Construction spending totaled $807 billion in November 2011, the highest level since June 2010, as homebuilding, private nonresidential construction and public construction all increased compared with October, the Associated General Contractors of America (AGC) reported in an analysis of new Census Bureau data. Association officials cautioned, however, that public spending will drop even further in 2012 because of delays in enacting needed infrastructure bills and planned cuts to many federal construction programs.
“Several segments of construction appear to be climbing out of a hole,” said AGC’s chief economist, Ken Simonson. “The new year should reinforce recent year-over-year gains in apartment, power, manufacturing and private transportation construction. But November’s upturns in single-family homebuilding and public construction may not be sustainable.”
Simonson noted that total construction spending rose 1.2% in November from October and 0.5% from the November 2010 level. Private residential construction posted increases of 2.0% and 3.4%, with gains in single-family, multifamily and residential improvements. Private nonresidential construction spending inched up a negligible amount from October but gained 4.5% compared with November 2010. Public spending rose 1.7% last month but declined 5.3% from a year earlier.
The construction economist added that the uptick in private nonresidential construction from November 2010 was widespread, led by manufacturing, up 12.6%; commercial (retail, warehouse and farm), up 12.0%; private educational, up 10.0%; private transportation, up 9.2%; and power (including oil and gas), up 8.4%.
Most public construction categories shrank over the past 12 months, although the two largest had mixed results, Simonson observed.
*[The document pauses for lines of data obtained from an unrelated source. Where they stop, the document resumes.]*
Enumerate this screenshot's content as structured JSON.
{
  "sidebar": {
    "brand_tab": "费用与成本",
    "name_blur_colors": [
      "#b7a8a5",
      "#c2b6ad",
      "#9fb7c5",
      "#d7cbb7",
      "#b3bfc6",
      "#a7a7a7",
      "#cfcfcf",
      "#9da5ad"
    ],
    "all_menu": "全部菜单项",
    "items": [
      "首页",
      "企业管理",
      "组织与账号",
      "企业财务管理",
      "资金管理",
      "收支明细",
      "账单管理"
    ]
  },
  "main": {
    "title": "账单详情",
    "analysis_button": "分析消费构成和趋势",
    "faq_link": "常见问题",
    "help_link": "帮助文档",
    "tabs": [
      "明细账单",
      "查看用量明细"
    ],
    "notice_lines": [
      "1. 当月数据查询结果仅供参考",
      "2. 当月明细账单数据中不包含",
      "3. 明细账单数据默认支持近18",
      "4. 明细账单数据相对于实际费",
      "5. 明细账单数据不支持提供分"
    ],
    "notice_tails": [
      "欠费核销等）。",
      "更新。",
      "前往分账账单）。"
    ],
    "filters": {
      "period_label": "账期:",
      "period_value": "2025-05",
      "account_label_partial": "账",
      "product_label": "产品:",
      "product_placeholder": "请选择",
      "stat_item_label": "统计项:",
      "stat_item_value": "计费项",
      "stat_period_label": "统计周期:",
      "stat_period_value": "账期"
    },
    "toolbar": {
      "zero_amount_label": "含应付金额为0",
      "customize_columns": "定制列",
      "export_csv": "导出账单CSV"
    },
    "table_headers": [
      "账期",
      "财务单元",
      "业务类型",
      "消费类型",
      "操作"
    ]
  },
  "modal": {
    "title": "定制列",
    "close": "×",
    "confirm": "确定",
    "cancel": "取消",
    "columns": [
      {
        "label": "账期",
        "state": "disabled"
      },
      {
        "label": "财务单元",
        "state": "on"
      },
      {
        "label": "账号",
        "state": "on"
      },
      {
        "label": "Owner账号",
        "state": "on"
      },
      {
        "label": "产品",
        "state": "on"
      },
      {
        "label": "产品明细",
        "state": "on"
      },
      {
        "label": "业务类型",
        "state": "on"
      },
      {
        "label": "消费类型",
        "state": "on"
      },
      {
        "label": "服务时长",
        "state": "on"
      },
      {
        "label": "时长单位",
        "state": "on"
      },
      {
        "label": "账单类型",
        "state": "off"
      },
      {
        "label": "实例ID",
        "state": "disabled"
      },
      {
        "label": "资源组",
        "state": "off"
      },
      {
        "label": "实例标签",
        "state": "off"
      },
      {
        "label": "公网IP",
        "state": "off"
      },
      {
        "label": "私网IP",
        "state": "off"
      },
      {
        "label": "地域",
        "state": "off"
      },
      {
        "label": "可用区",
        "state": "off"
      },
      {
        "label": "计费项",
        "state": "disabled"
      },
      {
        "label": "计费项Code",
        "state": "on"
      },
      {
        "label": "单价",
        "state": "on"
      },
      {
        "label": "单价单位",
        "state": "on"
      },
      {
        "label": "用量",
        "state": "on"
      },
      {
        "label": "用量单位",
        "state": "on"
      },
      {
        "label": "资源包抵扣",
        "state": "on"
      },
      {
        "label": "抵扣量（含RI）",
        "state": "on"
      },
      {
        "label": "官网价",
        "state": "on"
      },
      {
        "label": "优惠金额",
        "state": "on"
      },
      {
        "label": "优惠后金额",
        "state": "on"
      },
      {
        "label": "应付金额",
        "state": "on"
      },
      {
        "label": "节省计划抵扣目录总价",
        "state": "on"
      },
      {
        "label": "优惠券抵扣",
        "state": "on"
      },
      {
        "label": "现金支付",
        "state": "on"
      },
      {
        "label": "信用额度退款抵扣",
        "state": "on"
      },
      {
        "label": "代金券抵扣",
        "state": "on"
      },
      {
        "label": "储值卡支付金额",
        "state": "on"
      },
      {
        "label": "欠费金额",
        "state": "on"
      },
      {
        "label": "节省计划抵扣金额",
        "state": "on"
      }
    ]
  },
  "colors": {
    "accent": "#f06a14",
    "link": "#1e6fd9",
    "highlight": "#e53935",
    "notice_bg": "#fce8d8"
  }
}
Highway spending increased for the sixth straight month, by 1.9%, but was 2.2% below the November 2010 mark. Public educational construction was up 0.5% for the month and 2.8% year-over-year. “Public construction segments face stiff spending cuts in 2012,” Simonson cautioned.
Association leaders said planned cuts to a range of federal building and infrastructure construction programs were likely to hurt the construction industry even as private-sector demand finally rebounds. They noted that the federal budget for 2012 includes a more-than-6% cut for construction programs and added that Congress is years late in passing much-needed water, aviation and surface transportation legislation.
“If lawmakers don’t act swiftly, they risk undermining a long-awaited recovery for the construction industry that could put tens of thousands of people back to work,” said Stephen E. Sandherr, AGC’s chief executive officer. “These cuts aren’t helping balance the budget, but they are keeping a major segment of our economy in check.”